Michael Chavis: “It depends on the day you’re asking me. When things are going good, it’s as simple as could be — it’s easy — but when things aren’t going well, you start trying to find an answer. You start searching for a difference in your swing. Even though you know you should keep things simple, it’s not like you can be, ‘Oh, I just don’t care; it’ll figure itself out.’ It’s kind of… I guess the weird thing about hitting is you’re constantly making adjustments and changes in order to stay consistent.”

Laurila: You’re changing in order to stay the same…

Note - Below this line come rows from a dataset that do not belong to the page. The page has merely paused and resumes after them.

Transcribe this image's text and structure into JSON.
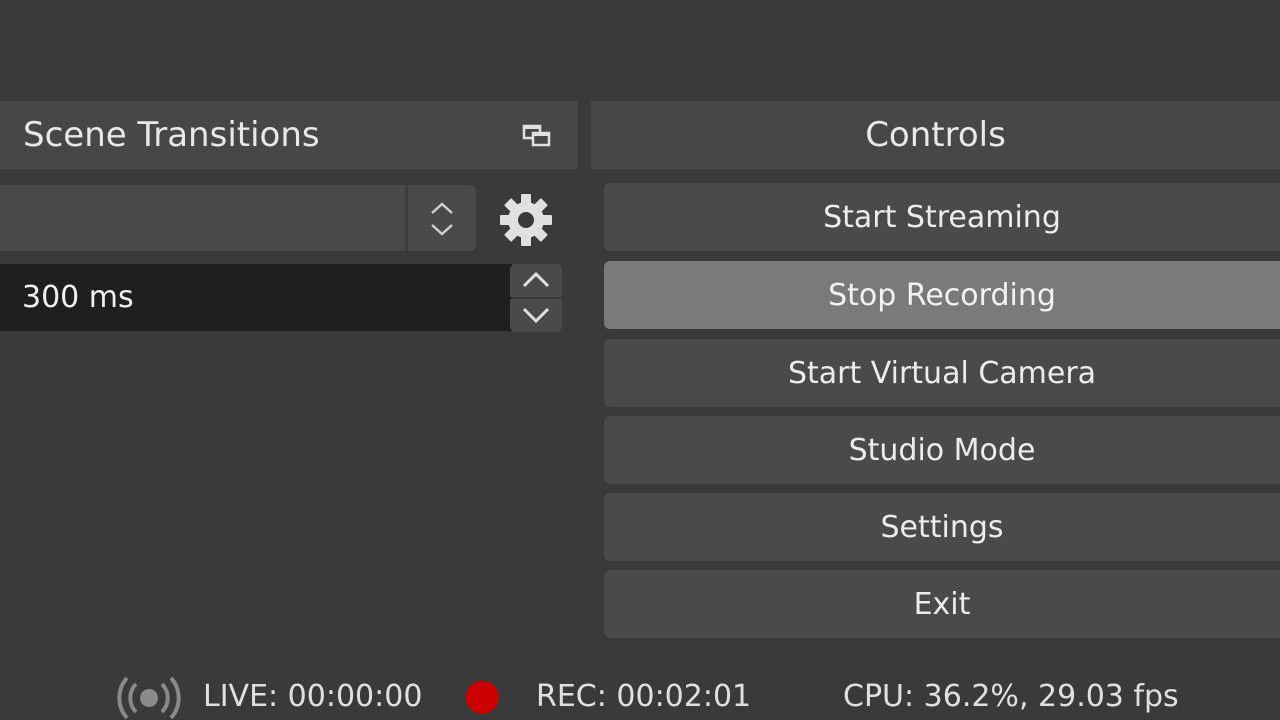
{
  "scene_transitions": {
    "title": "Scene Transitions",
    "float_icon": "undock-icon",
    "transition_select": {
      "value": "",
      "arrows_icon": "updown-chevron-icon"
    },
    "settings_icon": "gear-icon",
    "duration": {
      "value": "300 ms",
      "up_icon": "chevron-up-icon",
      "down_icon": "chevron-down-icon"
    }
  },
  "controls": {
    "title": "Controls",
    "buttons": [
      {
        "label": "Start Streaming",
        "active": false
      },
      {
        "label": "Stop Recording",
        "active": true
      },
      {
        "label": "Start Virtual Camera",
        "active": false
      },
      {
        "label": "Studio Mode",
        "active": false
      },
      {
        "label": "Settings",
        "active": false
      },
      {
        "label": "Exit",
        "active": false
      }
    ]
  },
  "status_bar": {
    "live_icon": "broadcast-icon",
    "live": "LIVE: 00:00:00",
    "rec_icon": "record-dot-icon",
    "rec_color": "#cc0000",
    "rec": "REC: 00:02:01",
    "cpu": "CPU: 36.2%, 29.03 fps"
  },
  "colors": {
    "background": "#3a3a3a",
    "panel_header": "#474747",
    "button": "#4a4a4a",
    "button_active": "#7a7a7a",
    "input_dark": "#1f1f1f"
  }
}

Chavis: “Yes, which obviously doesn’t make sense. But that’s what it is. One day you can think — this is a random example — ‘swing down,’ because maybe you’ve been getting long and loopy. So you think about swinging down, and your body — just how the body works — is going to make an adjustment. But at some point your body is going to make that adjustment without you being aware of it. All of a sudden, thinking ‘swinging down’ is going to become physically swinging down. Then you have to make an another adjustment.”

Laurila: Basically, one of your mental cues needs to be adjusted. Read the rest of this entry »